I stumbled onto a listing on eBay for a man in Colorado who has a fascinating assortment of super-strong magnets that he sells - like kids of all ages, magnets fascinate me. I got some from him just to play with - I'll see if I can tell whether any of the exterior parts on the Curta are ferrous - but I don't think that they are. If it's of interest, the URL for this website is . The man is Dan Bartmann - nice guy; my order was delayed due to extra demand so he included some extras at no charge.

Concerning the metals once again. I saw one Curta for sale - probably assembled from leftover parts by the man in Liechtenstein who retired from Curta and still works on the machines. It appeared to look like a regular Curta except for two things - there was no "knurling" on either the upper or lower part, and there was no black finish on any part of the machine. The visible parts all had a color that appeared to be more aluminum than steel to me, but that's hard to tell also. I don't know if you're able to get JPGs off my emails, Nicholas - let me know (anyone else, too, and I'll send a JPG of that one: I'm fairly certain that I have it). Again, I assume that among all the other parts he reportedly acquired from Contina when Curta production stopped, he had a supply of parts from different stages of manufacturing and finishing. Last thought. The president/chairman of the company that absorbed Contina has two Curtas - a Type I and Type II - which are gold-plated. He loaned them to an exhibition that was held in Liechtenstein several years ago by a Swiss collector's group - I was never able to find out any more about that exhibition or the gold Curtas.


  Date: Tue, 26 Jan 1999 09:27:28 -0700
From: Skip Godfrey []
Subject: Curta repair

Hello all - I guess I should become a "snake oil" salesman: I apparently convinced Ernie Jorgenson that I knew how to repair Curtas.
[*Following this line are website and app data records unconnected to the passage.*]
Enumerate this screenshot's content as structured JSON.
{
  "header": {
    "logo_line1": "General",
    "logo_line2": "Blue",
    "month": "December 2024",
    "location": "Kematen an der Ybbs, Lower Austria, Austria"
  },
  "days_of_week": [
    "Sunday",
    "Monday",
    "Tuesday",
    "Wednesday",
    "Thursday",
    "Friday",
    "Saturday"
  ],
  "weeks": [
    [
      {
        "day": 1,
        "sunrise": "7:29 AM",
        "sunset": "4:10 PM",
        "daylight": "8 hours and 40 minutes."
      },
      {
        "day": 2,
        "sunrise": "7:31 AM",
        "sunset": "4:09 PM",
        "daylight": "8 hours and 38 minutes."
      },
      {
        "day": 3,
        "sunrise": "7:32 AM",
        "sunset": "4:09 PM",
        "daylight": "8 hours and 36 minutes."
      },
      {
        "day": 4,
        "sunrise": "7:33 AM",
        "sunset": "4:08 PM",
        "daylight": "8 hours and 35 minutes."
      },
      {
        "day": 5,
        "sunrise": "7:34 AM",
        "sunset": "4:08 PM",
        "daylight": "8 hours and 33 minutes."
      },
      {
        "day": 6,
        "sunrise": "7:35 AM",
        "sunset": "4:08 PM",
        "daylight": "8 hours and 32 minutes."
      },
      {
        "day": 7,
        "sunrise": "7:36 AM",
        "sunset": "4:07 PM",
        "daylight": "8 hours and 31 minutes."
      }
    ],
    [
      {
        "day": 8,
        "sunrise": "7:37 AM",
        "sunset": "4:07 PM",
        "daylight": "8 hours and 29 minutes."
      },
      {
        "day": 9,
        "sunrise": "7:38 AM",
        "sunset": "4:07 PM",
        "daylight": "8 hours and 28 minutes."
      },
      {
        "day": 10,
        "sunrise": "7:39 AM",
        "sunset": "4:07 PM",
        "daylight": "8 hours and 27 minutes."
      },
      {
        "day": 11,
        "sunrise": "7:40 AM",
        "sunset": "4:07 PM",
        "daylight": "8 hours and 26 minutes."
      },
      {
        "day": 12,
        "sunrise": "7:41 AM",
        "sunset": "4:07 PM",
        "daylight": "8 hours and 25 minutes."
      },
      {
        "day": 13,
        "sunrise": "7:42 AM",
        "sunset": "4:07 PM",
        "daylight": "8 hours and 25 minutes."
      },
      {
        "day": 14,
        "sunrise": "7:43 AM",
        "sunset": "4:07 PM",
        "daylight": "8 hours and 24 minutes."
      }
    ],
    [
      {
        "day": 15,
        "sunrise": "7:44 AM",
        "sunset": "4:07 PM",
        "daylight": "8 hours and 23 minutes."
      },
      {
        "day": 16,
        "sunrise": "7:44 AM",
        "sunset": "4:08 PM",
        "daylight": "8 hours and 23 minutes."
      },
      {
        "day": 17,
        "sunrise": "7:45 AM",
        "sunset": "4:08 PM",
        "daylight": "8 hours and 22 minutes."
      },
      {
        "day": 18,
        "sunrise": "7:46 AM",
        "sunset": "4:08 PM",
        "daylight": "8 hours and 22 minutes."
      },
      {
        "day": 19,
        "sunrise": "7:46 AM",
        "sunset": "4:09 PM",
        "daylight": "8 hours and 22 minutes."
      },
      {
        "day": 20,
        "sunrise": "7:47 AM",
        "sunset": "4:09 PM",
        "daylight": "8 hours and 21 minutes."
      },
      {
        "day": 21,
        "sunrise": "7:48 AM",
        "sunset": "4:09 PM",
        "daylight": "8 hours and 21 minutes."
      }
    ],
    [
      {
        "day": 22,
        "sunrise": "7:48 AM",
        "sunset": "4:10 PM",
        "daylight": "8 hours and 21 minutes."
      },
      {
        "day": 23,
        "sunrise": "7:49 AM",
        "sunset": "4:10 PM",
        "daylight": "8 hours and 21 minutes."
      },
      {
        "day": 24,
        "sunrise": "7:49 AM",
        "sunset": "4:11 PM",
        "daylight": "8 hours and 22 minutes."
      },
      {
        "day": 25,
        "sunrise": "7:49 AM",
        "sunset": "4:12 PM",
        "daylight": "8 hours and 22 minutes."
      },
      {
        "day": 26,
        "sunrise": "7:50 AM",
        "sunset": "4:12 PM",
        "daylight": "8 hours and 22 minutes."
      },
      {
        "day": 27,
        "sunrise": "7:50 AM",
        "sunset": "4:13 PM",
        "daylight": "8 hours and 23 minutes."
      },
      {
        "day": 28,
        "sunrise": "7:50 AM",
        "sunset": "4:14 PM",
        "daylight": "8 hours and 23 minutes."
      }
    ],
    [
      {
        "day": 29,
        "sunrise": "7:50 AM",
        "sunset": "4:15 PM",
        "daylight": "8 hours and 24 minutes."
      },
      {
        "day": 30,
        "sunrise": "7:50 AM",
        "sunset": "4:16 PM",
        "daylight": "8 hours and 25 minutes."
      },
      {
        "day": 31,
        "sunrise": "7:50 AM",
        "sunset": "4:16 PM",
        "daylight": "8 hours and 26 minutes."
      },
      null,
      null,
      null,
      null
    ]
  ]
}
I wish I did - but I don't. I've ventured into a couple minor things with several of mine, but nothing that would qualify as a "repair" and I really don't think I would attempt that. The mechanism is simply too detailed and too miniaturized for a rank amateur to tackle.

The man who DOES have this knowledge, and who has worked on several of my machines, is Jack Christensen in Northbrook Illinois. This information has been sent to the list in the past but there are always new subscribers. Jack is sincerely interested in keeping as many Curtas humming away as possible. I think he does most of the work in his spare time so he can get overloaded on occasion. For anyone who needs to contact him about repair work, or simply a thorough cleaning and lubing, his email is:

Skip Godfrey

The Calculator Reference by Rick Furr (
Back to The CURTA Calculator Page
Back to The Calculator Reference